Today the U.S. Army celebrates its 238th birthday.  Looking back, its growth into comfortable old age seems inevitable but in its youth that outcome was far from certain. In 1783 on the Ides of March, the inseparable fates of our Army and Republic were very much in doubt; disgruntled officers of the fledgling Army were gathered in a secret meeting in Newburgh, New York to discuss insurrection.  Concerned that a broke, unpredictable Congress might end financial support to the effort and fail on debt to the officers, a gang of leaders gathered to discuss their options.  If not for the courageous intervention of George Washington, the dream of independence could have ended that night.

General Washington, having been warned of the secret meeting, made a surprise visit and rose to make his case.  History records that his speech was ineffective despite appeals to discipline, duty, and honor.  With the dream of independence weighing in the balance, he called for faith in his word to deliver Congressional support.  After finishing his prepared words, he turned to a letter from a member of Congress and began to read to the skeptical crowd.  Squinting at the small print and struggling to capture the words, he paused.  The audience was frozen as the great general fought to will words from the writing.  Washington then broke the awkward silence by reaching to his pocket and delivering this apology:

“Gentlemen, you will permit me to put on my spectacles for I have not only grown gray but almost blind in the service of my country.”

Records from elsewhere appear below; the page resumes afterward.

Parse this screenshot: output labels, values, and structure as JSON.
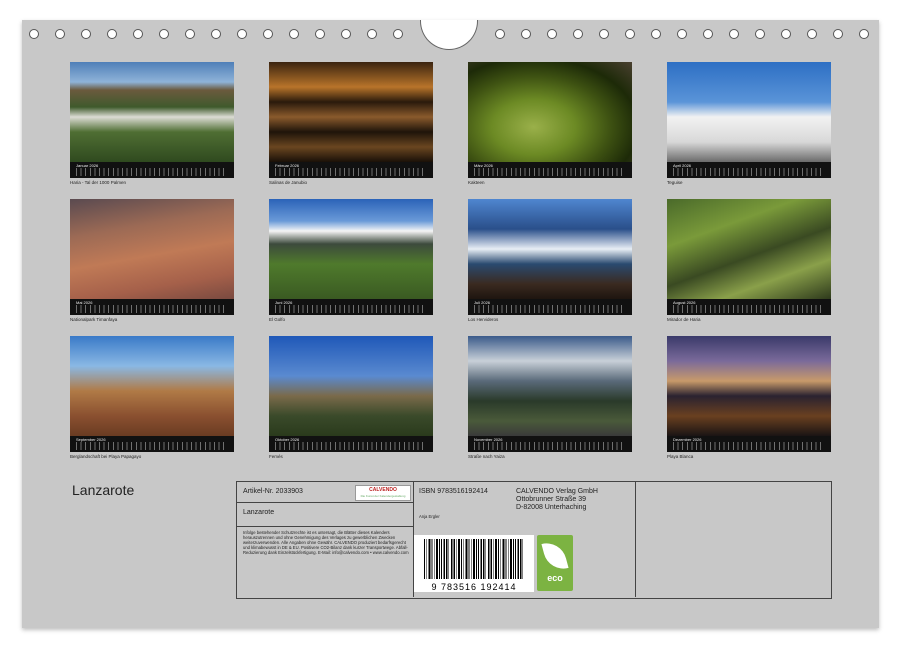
{
  "calendar": {
    "title": "Lanzarote",
    "months": [
      {
        "month": "Januar",
        "year": "2026",
        "caption": "Haria - Tal der 1000 Palmen"
      },
      {
        "month": "Februar",
        "year": "2026",
        "caption": "Salinas de Janubio"
      },
      {
        "month": "März",
        "year": "2026",
        "caption": "Kakteen"
      },
      {
        "month": "April",
        "year": "2026",
        "caption": "Teguise"
      },
      {
        "month": "Mai",
        "year": "2026",
        "caption": "Nationalpark Timanfaya"
      },
      {
        "month": "Juni",
        "year": "2026",
        "caption": "El Golfo"
      },
      {
        "month": "Juli",
        "year": "2026",
        "caption": "Los Hervideros"
      },
      {
        "month": "August",
        "year": "2026",
        "caption": "Mirador de Haria"
      },
      {
        "month": "September",
        "year": "2026",
        "caption": "Berglandschaft bei Playa Papagayo"
      },
      {
        "month": "Oktober",
        "year": "2026",
        "caption": "Femés"
      },
      {
        "month": "November",
        "year": "2026",
        "caption": "Straße nach Yaiza"
      },
      {
        "month": "Dezember",
        "year": "2026",
        "caption": "Playa Blanca"
      }
    ]
  },
  "info": {
    "article": "Artikel-Nr. 2033903",
    "product_title": "Lanzarote",
    "logo_text": "CALVENDO",
    "logo_sub": "Die Kunst der Kalendergestaltung",
    "legal": "Infolge bestehender Schutzrechte ist es untersagt, die Blätter dieses Kalenders herauszutrennen und ohne Genehmigung des Verlages zu gewerblichen Zwecken weiterzuverwenden. Alle Angaben ohne Gewähr. CALVENDO produziert bedarfsgerecht und klimabewusst in DE & EU. Positivere CO2-Bilanz dank kurzer Transportwege. Abfall-Reduzierung dank Einzelstückfertigung. E-Mail: info@calvendo.com • www.calvendo.com",
    "isbn": "ISBN 9783516192414",
    "author": "Anja Ergler",
    "publisher_name": "CALVENDO Verlag GmbH",
    "publisher_street": "Ottobrunner Straße 39",
    "publisher_city": "D-82008 Unterhaching",
    "barcode_number": "9 783516 192414",
    "eco_label": "eco"
  },
  "colors": {
    "sheet": "#c8c8c8",
    "eco": "#7cb342"
  }
}
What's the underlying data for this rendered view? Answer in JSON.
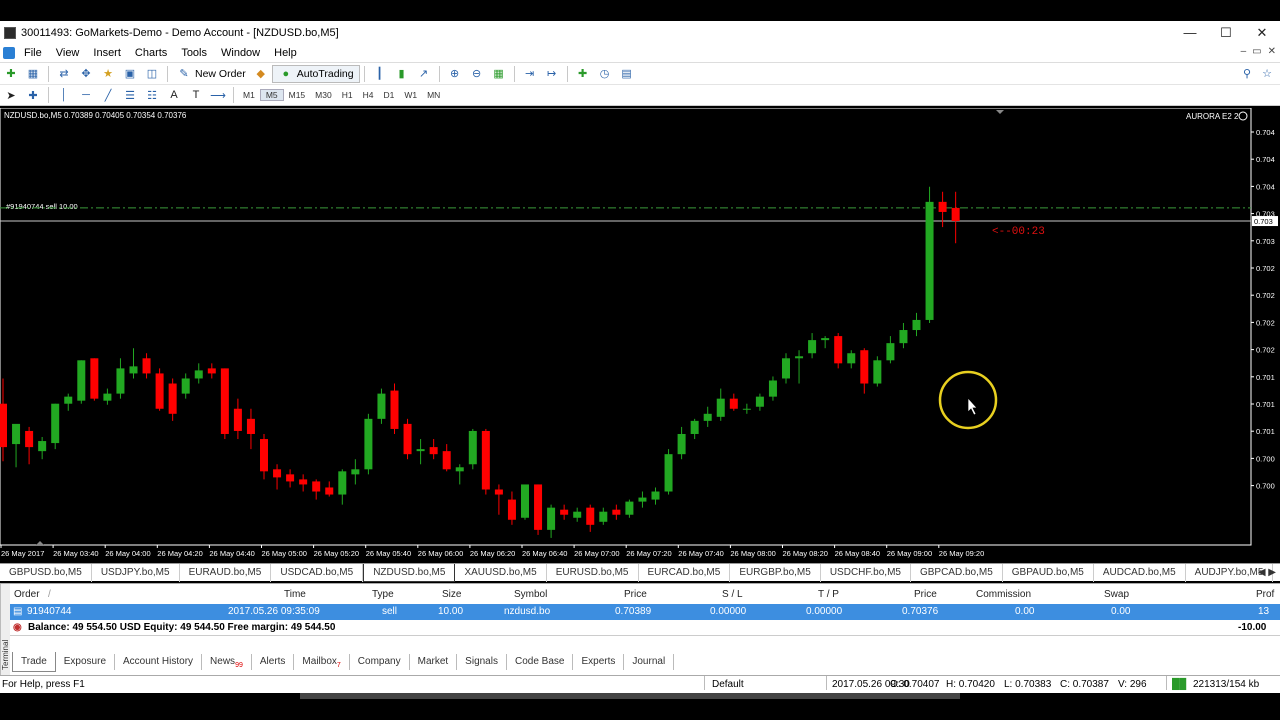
{
  "window": {
    "title": "30011493: GoMarkets-Demo - Demo Account - [NZDUSD.bo,M5]",
    "controls": {
      "minimize": "—",
      "maximize": "☐",
      "close": "✕"
    }
  },
  "menu": [
    "File",
    "View",
    "Insert",
    "Charts",
    "Tools",
    "Window",
    "Help"
  ],
  "toolbar": {
    "new_order": "New Order",
    "auto_trading": "AutoTrading"
  },
  "timeframes": [
    "M1",
    "M5",
    "M15",
    "M30",
    "H1",
    "H4",
    "D1",
    "W1",
    "MN"
  ],
  "active_timeframe": "M5",
  "chart": {
    "header": "NZDUSD.bo,M5  0.70389 0.70405 0.70354 0.70376",
    "indicator_label": "AURORA E2 2",
    "order_label": "#91940744 sell 10.00",
    "countdown": "<--00:23",
    "price_axis": [
      "0.704",
      "0.704",
      "0.704",
      "0.703",
      "0.703",
      "0.702",
      "0.702",
      "0.702",
      "0.702",
      "0.701",
      "0.701",
      "0.701",
      "0.700",
      "0.700"
    ],
    "current_price_tag": "0.703",
    "time_axis": [
      "26 May 2017",
      "26 May 03:40",
      "26 May 04:00",
      "26 May 04:20",
      "26 May 04:40",
      "26 May 05:00",
      "26 May 05:20",
      "26 May 05:40",
      "26 May 06:00",
      "26 May 06:20",
      "26 May 06:40",
      "26 May 07:00",
      "26 May 07:20",
      "26 May 07:40",
      "26 May 08:00",
      "26 May 08:20",
      "26 May 08:40",
      "26 May 09:00",
      "26 May 09:20"
    ],
    "colors": {
      "bull": "#22a822",
      "bear": "#ff0000",
      "background": "#000000",
      "order_line": "#3a9a3a"
    }
  },
  "chart_data": {
    "type": "candlestick",
    "symbol": "NZDUSD.bo",
    "timeframe": "M5",
    "ylim": [
      0.70055,
      0.70488
    ],
    "order_price": 0.70389,
    "current_price": 0.70376,
    "candles": [
      {
        "o": 0.70195,
        "h": 0.7022,
        "l": 0.70138,
        "c": 0.70152
      },
      {
        "o": 0.70155,
        "h": 0.70172,
        "l": 0.70132,
        "c": 0.70175
      },
      {
        "o": 0.70168,
        "h": 0.70172,
        "l": 0.70135,
        "c": 0.70152
      },
      {
        "o": 0.70148,
        "h": 0.70162,
        "l": 0.7014,
        "c": 0.70158
      },
      {
        "o": 0.70156,
        "h": 0.70195,
        "l": 0.7015,
        "c": 0.70195
      },
      {
        "o": 0.70195,
        "h": 0.70205,
        "l": 0.70188,
        "c": 0.70202
      },
      {
        "o": 0.70198,
        "h": 0.70238,
        "l": 0.70195,
        "c": 0.70238
      },
      {
        "o": 0.7024,
        "h": 0.7024,
        "l": 0.70198,
        "c": 0.702
      },
      {
        "o": 0.70198,
        "h": 0.7021,
        "l": 0.70194,
        "c": 0.70205
      },
      {
        "o": 0.70205,
        "h": 0.7024,
        "l": 0.702,
        "c": 0.7023
      },
      {
        "o": 0.70225,
        "h": 0.7025,
        "l": 0.7022,
        "c": 0.70232
      },
      {
        "o": 0.7024,
        "h": 0.70245,
        "l": 0.7022,
        "c": 0.70225
      },
      {
        "o": 0.70225,
        "h": 0.7023,
        "l": 0.70188,
        "c": 0.7019
      },
      {
        "o": 0.70215,
        "h": 0.7022,
        "l": 0.70178,
        "c": 0.70185
      },
      {
        "o": 0.70205,
        "h": 0.70225,
        "l": 0.702,
        "c": 0.7022
      },
      {
        "o": 0.7022,
        "h": 0.70235,
        "l": 0.70215,
        "c": 0.70228
      },
      {
        "o": 0.7023,
        "h": 0.70235,
        "l": 0.7022,
        "c": 0.70225
      },
      {
        "o": 0.7023,
        "h": 0.7023,
        "l": 0.7016,
        "c": 0.70165
      },
      {
        "o": 0.7019,
        "h": 0.702,
        "l": 0.7016,
        "c": 0.70168
      },
      {
        "o": 0.7018,
        "h": 0.7019,
        "l": 0.7015,
        "c": 0.70165
      },
      {
        "o": 0.7016,
        "h": 0.70165,
        "l": 0.7012,
        "c": 0.70128
      },
      {
        "o": 0.7013,
        "h": 0.70135,
        "l": 0.7011,
        "c": 0.70122
      },
      {
        "o": 0.70125,
        "h": 0.7013,
        "l": 0.70112,
        "c": 0.70118
      },
      {
        "o": 0.7012,
        "h": 0.70125,
        "l": 0.70108,
        "c": 0.70115
      },
      {
        "o": 0.70118,
        "h": 0.7012,
        "l": 0.701,
        "c": 0.70108
      },
      {
        "o": 0.70112,
        "h": 0.70118,
        "l": 0.70103,
        "c": 0.70105
      },
      {
        "o": 0.70105,
        "h": 0.7013,
        "l": 0.70095,
        "c": 0.70128
      },
      {
        "o": 0.70125,
        "h": 0.7014,
        "l": 0.70115,
        "c": 0.7013
      },
      {
        "o": 0.7013,
        "h": 0.70185,
        "l": 0.70125,
        "c": 0.7018
      },
      {
        "o": 0.7018,
        "h": 0.7021,
        "l": 0.70175,
        "c": 0.70205
      },
      {
        "o": 0.70208,
        "h": 0.70215,
        "l": 0.70165,
        "c": 0.7017
      },
      {
        "o": 0.70175,
        "h": 0.7018,
        "l": 0.7014,
        "c": 0.70145
      },
      {
        "o": 0.70148,
        "h": 0.7016,
        "l": 0.70135,
        "c": 0.7015
      },
      {
        "o": 0.70152,
        "h": 0.7016,
        "l": 0.7014,
        "c": 0.70145
      },
      {
        "o": 0.70148,
        "h": 0.70155,
        "l": 0.70128,
        "c": 0.7013
      },
      {
        "o": 0.70128,
        "h": 0.70135,
        "l": 0.70115,
        "c": 0.70132
      },
      {
        "o": 0.70135,
        "h": 0.7017,
        "l": 0.7013,
        "c": 0.70168
      },
      {
        "o": 0.70168,
        "h": 0.7017,
        "l": 0.70105,
        "c": 0.7011
      },
      {
        "o": 0.7011,
        "h": 0.70115,
        "l": 0.70085,
        "c": 0.70105
      },
      {
        "o": 0.701,
        "h": 0.70108,
        "l": 0.70075,
        "c": 0.7008
      },
      {
        "o": 0.70082,
        "h": 0.70115,
        "l": 0.7008,
        "c": 0.70115
      },
      {
        "o": 0.70115,
        "h": 0.70115,
        "l": 0.70065,
        "c": 0.7007
      },
      {
        "o": 0.7007,
        "h": 0.70095,
        "l": 0.70062,
        "c": 0.70092
      },
      {
        "o": 0.7009,
        "h": 0.70095,
        "l": 0.7008,
        "c": 0.70085
      },
      {
        "o": 0.70082,
        "h": 0.70092,
        "l": 0.70078,
        "c": 0.70088
      },
      {
        "o": 0.70092,
        "h": 0.70095,
        "l": 0.70068,
        "c": 0.70075
      },
      {
        "o": 0.70078,
        "h": 0.70092,
        "l": 0.70075,
        "c": 0.70088
      },
      {
        "o": 0.7009,
        "h": 0.70095,
        "l": 0.7008,
        "c": 0.70085
      },
      {
        "o": 0.70085,
        "h": 0.701,
        "l": 0.70082,
        "c": 0.70098
      },
      {
        "o": 0.70098,
        "h": 0.70108,
        "l": 0.70092,
        "c": 0.70102
      },
      {
        "o": 0.701,
        "h": 0.70112,
        "l": 0.70095,
        "c": 0.70108
      },
      {
        "o": 0.70108,
        "h": 0.7015,
        "l": 0.70105,
        "c": 0.70145
      },
      {
        "o": 0.70145,
        "h": 0.70172,
        "l": 0.7014,
        "c": 0.70165
      },
      {
        "o": 0.70165,
        "h": 0.7018,
        "l": 0.7016,
        "c": 0.70178
      },
      {
        "o": 0.70178,
        "h": 0.70192,
        "l": 0.70172,
        "c": 0.70185
      },
      {
        "o": 0.70182,
        "h": 0.7021,
        "l": 0.70178,
        "c": 0.702
      },
      {
        "o": 0.702,
        "h": 0.70205,
        "l": 0.70188,
        "c": 0.7019
      },
      {
        "o": 0.7019,
        "h": 0.70195,
        "l": 0.70185,
        "c": 0.7019
      },
      {
        "o": 0.70192,
        "h": 0.70205,
        "l": 0.70188,
        "c": 0.70202
      },
      {
        "o": 0.70202,
        "h": 0.70222,
        "l": 0.70198,
        "c": 0.70218
      },
      {
        "o": 0.7022,
        "h": 0.70245,
        "l": 0.70215,
        "c": 0.7024
      },
      {
        "o": 0.7024,
        "h": 0.70248,
        "l": 0.70215,
        "c": 0.70242
      },
      {
        "o": 0.70245,
        "h": 0.70265,
        "l": 0.7024,
        "c": 0.70258
      },
      {
        "o": 0.70258,
        "h": 0.70262,
        "l": 0.7025,
        "c": 0.7026
      },
      {
        "o": 0.70262,
        "h": 0.70265,
        "l": 0.7023,
        "c": 0.70235
      },
      {
        "o": 0.70235,
        "h": 0.70248,
        "l": 0.7023,
        "c": 0.70245
      },
      {
        "o": 0.70248,
        "h": 0.7025,
        "l": 0.70205,
        "c": 0.70215
      },
      {
        "o": 0.70215,
        "h": 0.70242,
        "l": 0.70212,
        "c": 0.70238
      },
      {
        "o": 0.70238,
        "h": 0.70262,
        "l": 0.70235,
        "c": 0.70255
      },
      {
        "o": 0.70255,
        "h": 0.70275,
        "l": 0.7025,
        "c": 0.70268
      },
      {
        "o": 0.70268,
        "h": 0.70285,
        "l": 0.70262,
        "c": 0.70278
      },
      {
        "o": 0.70278,
        "h": 0.7041,
        "l": 0.70275,
        "c": 0.70395
      },
      {
        "o": 0.70395,
        "h": 0.70405,
        "l": 0.7037,
        "c": 0.70385
      },
      {
        "o": 0.70389,
        "h": 0.70405,
        "l": 0.70354,
        "c": 0.70376
      }
    ]
  },
  "symbol_tabs": [
    "GBPUSD.bo,M5",
    "USDJPY.bo,M5",
    "EURAUD.bo,M5",
    "USDCAD.bo,M5",
    "NZDUSD.bo,M5",
    "XAUUSD.bo,M5",
    "EURUSD.bo,M5",
    "EURCAD.bo,M5",
    "EURGBP.bo,M5",
    "USDCHF.bo,M5",
    "GBPCAD.bo,M5",
    "GBPAUD.bo,M5",
    "AUDCAD.bo,M5",
    "AUDJPY.bo,M5"
  ],
  "active_symbol_tab": "NZDUSD.bo,M5",
  "terminal": {
    "side_label": "Terminal",
    "columns": {
      "order": "Order",
      "time": "Time",
      "type": "Type",
      "size": "Size",
      "symbol": "Symbol",
      "price": "Price",
      "sl": "S / L",
      "tp": "T / P",
      "price2": "Price",
      "commission": "Commission",
      "swap": "Swap",
      "profit": "Prof"
    },
    "order_row": {
      "order": "91940744",
      "time": "2017.05.26 09:35:09",
      "type": "sell",
      "size": "10.00",
      "symbol": "nzdusd.bo",
      "price": "0.70389",
      "sl": "0.00000",
      "tp": "0.00000",
      "price2": "0.70376",
      "commission": "0.00",
      "swap": "0.00",
      "profit": "13"
    },
    "balance_row": {
      "text": "Balance: 49 554.50 USD  Equity: 49 544.50  Free margin: 49 544.50",
      "profit": "-10.00"
    },
    "tabs": [
      {
        "label": "Trade",
        "badge": ""
      },
      {
        "label": "Exposure",
        "badge": ""
      },
      {
        "label": "Account History",
        "badge": ""
      },
      {
        "label": "News",
        "badge": "99"
      },
      {
        "label": "Alerts",
        "badge": ""
      },
      {
        "label": "Mailbox",
        "badge": "7"
      },
      {
        "label": "Company",
        "badge": ""
      },
      {
        "label": "Market",
        "badge": ""
      },
      {
        "label": "Signals",
        "badge": ""
      },
      {
        "label": "Code Base",
        "badge": ""
      },
      {
        "label": "Experts",
        "badge": ""
      },
      {
        "label": "Journal",
        "badge": ""
      }
    ]
  },
  "status": {
    "help": "For Help, press F1",
    "profile": "Default",
    "datetime": "2017.05.26 09:30",
    "open": "O: 0.70407",
    "high": "H: 0.70420",
    "low": "L: 0.70383",
    "close": "C: 0.70387",
    "volume": "V: 296",
    "traffic": "221313/154 kb"
  }
}
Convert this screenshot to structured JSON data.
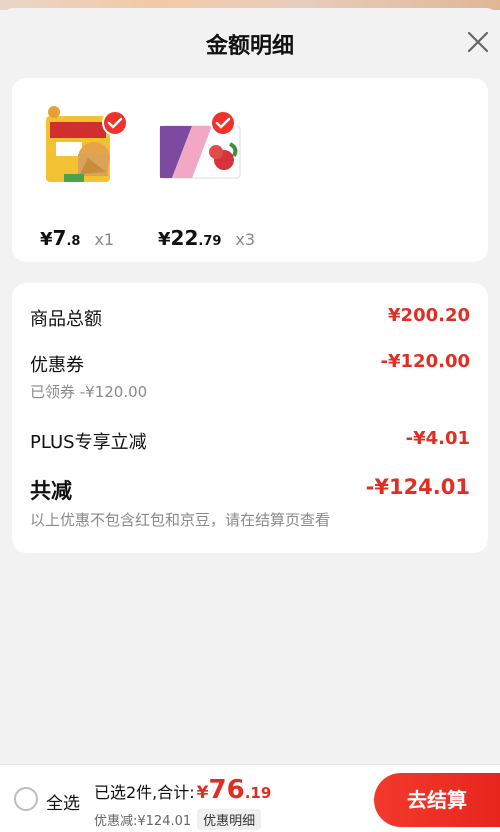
{
  "header": {
    "title": "金额明细"
  },
  "products": [
    {
      "price_symbol": "¥",
      "price_int": "7",
      "price_dec": ".8",
      "qty": "x1",
      "thumbnail_icon": "food-package-thumbnail"
    },
    {
      "price_symbol": "¥",
      "price_int": "22",
      "price_dec": ".79",
      "qty": "x3",
      "thumbnail_icon": "fruit-box-thumbnail"
    }
  ],
  "summary": {
    "goods_total_label": "商品总额",
    "goods_total_value": "¥200.20",
    "coupon_label": "优惠券",
    "coupon_value": "-¥120.00",
    "coupon_sub": "已领券 -¥120.00",
    "plus_label": "PLUS专享立减",
    "plus_value": "-¥4.01",
    "total_reduce_label": "共减",
    "total_reduce_value": "-¥124.01",
    "note": "以上优惠不包含红包和京豆，请在结算页查看"
  },
  "bottom": {
    "select_all": "全选",
    "selected_text": "已选2件,合计:",
    "total_symbol": "¥",
    "total_int": "76",
    "total_dec": ".19",
    "discount_text": "优惠减:¥124.01",
    "detail_tag": "优惠明细",
    "checkout_label": "去结算"
  },
  "colors": {
    "accent": "#e02e24",
    "check": "#f0322b"
  }
}
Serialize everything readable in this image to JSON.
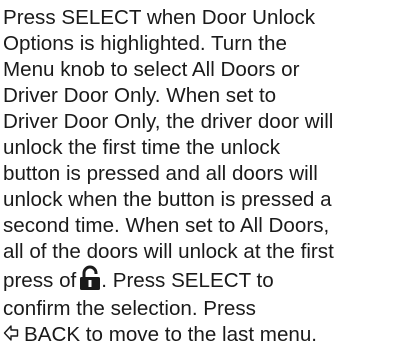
{
  "document": {
    "lines": [
      "Press SELECT when Door Unlock",
      "Options is highlighted. Turn the",
      "Menu knob to select All Doors or",
      "Driver Door Only. When set to",
      "Driver Door Only, the driver door will",
      "unlock the first time the unlock",
      "button is pressed and all doors will",
      "unlock when the button is pressed a",
      "second time. When set to All Doors,",
      "all of the doors will unlock at the first"
    ],
    "lock_line": {
      "before": "press of",
      "icon": "unlock-icon",
      "after": ". Press SELECT to"
    },
    "confirm_line": "confirm the selection. Press",
    "back_line": {
      "icon": "back-arrow-icon",
      "text": "BACK to move to the last menu."
    }
  }
}
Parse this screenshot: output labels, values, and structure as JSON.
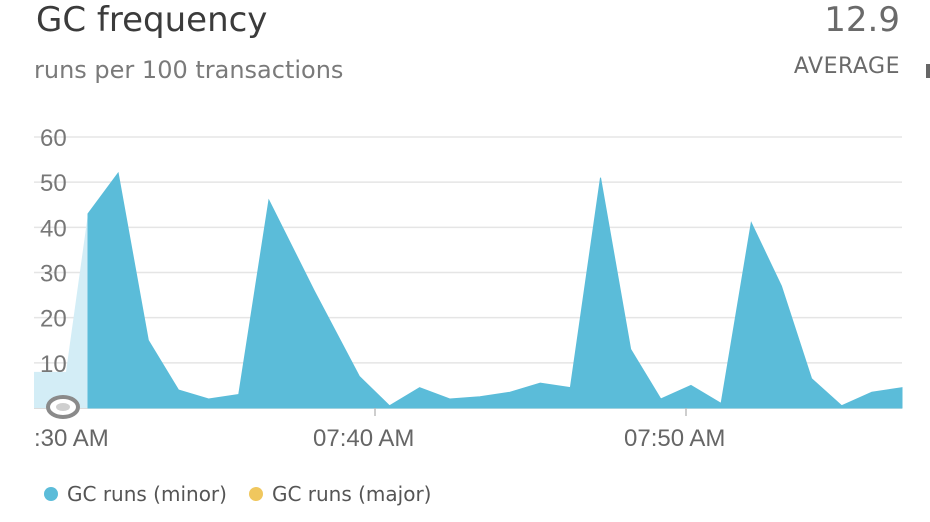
{
  "header": {
    "title": "GC frequency",
    "subtitle": "runs per 100 transactions",
    "value": "12.9",
    "value_label": "AVERAGE"
  },
  "colors": {
    "minor": "#5bbcd9",
    "minor_bg": "#d3edf6",
    "major": "#f0c75e",
    "grid": "#e5e5e5"
  },
  "chart_data": {
    "type": "area",
    "title": "",
    "ylim": [
      0,
      60
    ],
    "yticks": [
      60,
      50,
      40,
      30,
      20,
      10
    ],
    "xtick_labels": [
      ":30 AM",
      "07:40 AM",
      "07:50 AM"
    ],
    "grid": true,
    "legend_position": "bottom-left",
    "x_minutes": [
      7.0,
      8.0,
      9.0,
      10.0,
      11.0,
      12.0,
      13.0,
      14.0,
      15.0,
      17.0,
      19.0,
      21.0,
      22.0,
      23.0,
      24.0,
      25.0,
      26.0,
      27.0,
      28.0,
      29.0,
      30.0,
      31.0,
      32.0,
      33.0,
      34.0,
      35.0,
      36.0,
      37.0,
      38.0,
      39.0,
      40.0,
      41.0,
      42.0,
      43.0,
      44.0,
      45.0,
      46.0,
      47.0,
      48.0
    ],
    "series": [
      {
        "name": "GC runs (minor)",
        "color": "#5bbcd9",
        "values": [
          43,
          52,
          15,
          4,
          2,
          3,
          46,
          26,
          7,
          5,
          2,
          3,
          3.5,
          5.5,
          4.5,
          51,
          13,
          2.5,
          5,
          1,
          41,
          27,
          6.5,
          1,
          3.5,
          4.5,
          0,
          0,
          0,
          0,
          0,
          0,
          0,
          0,
          0,
          0,
          0,
          0,
          0
        ]
      },
      {
        "name": "GC runs (major)",
        "color": "#f0c75e",
        "values": []
      }
    ],
    "series_x": [
      7,
      8,
      9,
      10,
      11,
      12,
      13,
      14.5,
      16,
      17,
      18,
      19,
      20,
      21,
      22,
      23,
      24,
      25,
      26,
      27,
      28,
      29,
      30,
      31,
      32,
      33,
      34
    ],
    "series_values": [
      43,
      52,
      15,
      4,
      2,
      3,
      46,
      26,
      7,
      0.5,
      4.5,
      2,
      2.5,
      3.5,
      5.5,
      4.5,
      51,
      13,
      2,
      5,
      1,
      41,
      27,
      6.5,
      0.5,
      3.5,
      4.5
    ]
  },
  "legend": {
    "minor_label": "GC runs (minor)",
    "major_label": "GC runs (major)"
  }
}
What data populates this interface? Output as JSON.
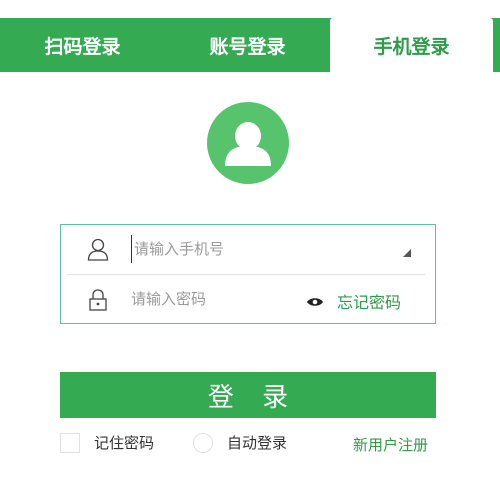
{
  "tabs": [
    {
      "label": "扫码登录",
      "active": false
    },
    {
      "label": "账号登录",
      "active": false
    },
    {
      "label": "手机登录",
      "active": true
    }
  ],
  "form": {
    "phone_placeholder": "请输入手机号",
    "password_placeholder": "请输入密码",
    "forgot_label": "忘记密码"
  },
  "login_button_label": "登 录",
  "options": {
    "remember_label": "记住密码",
    "auto_login_label": "自动登录",
    "register_label": "新用户注册"
  },
  "colors": {
    "brand_green": "#34aa53",
    "link_green": "#2e9a4a",
    "avatar_green": "#57c46d"
  },
  "icons": [
    "user-avatar-icon",
    "user-icon",
    "lock-icon",
    "dropdown-arrow-icon",
    "eye-icon"
  ]
}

The humble acclamation of personal sacrifice turned the tide of the meeting, the war, and the course of history.  Washington finished the letter through thick lenses and quietly walked out of the church assured that he had held the Army together.

Washington did what many leaders will not—he personally addressed the elephant in the room.  He knew that circumstance called for action that only he could take and he took it.  He accepted responsibility for the issue at hand and restored order in the Army.  In the end, it was Washington’s presence and very human example rather than his argument that saved the day.  It’s been said, that, “People don’t care what you know until they know you care.”  George Washington traveled to Newburgh to prove he cared and by doing so breathed new life into an Army and resurrected a Republic.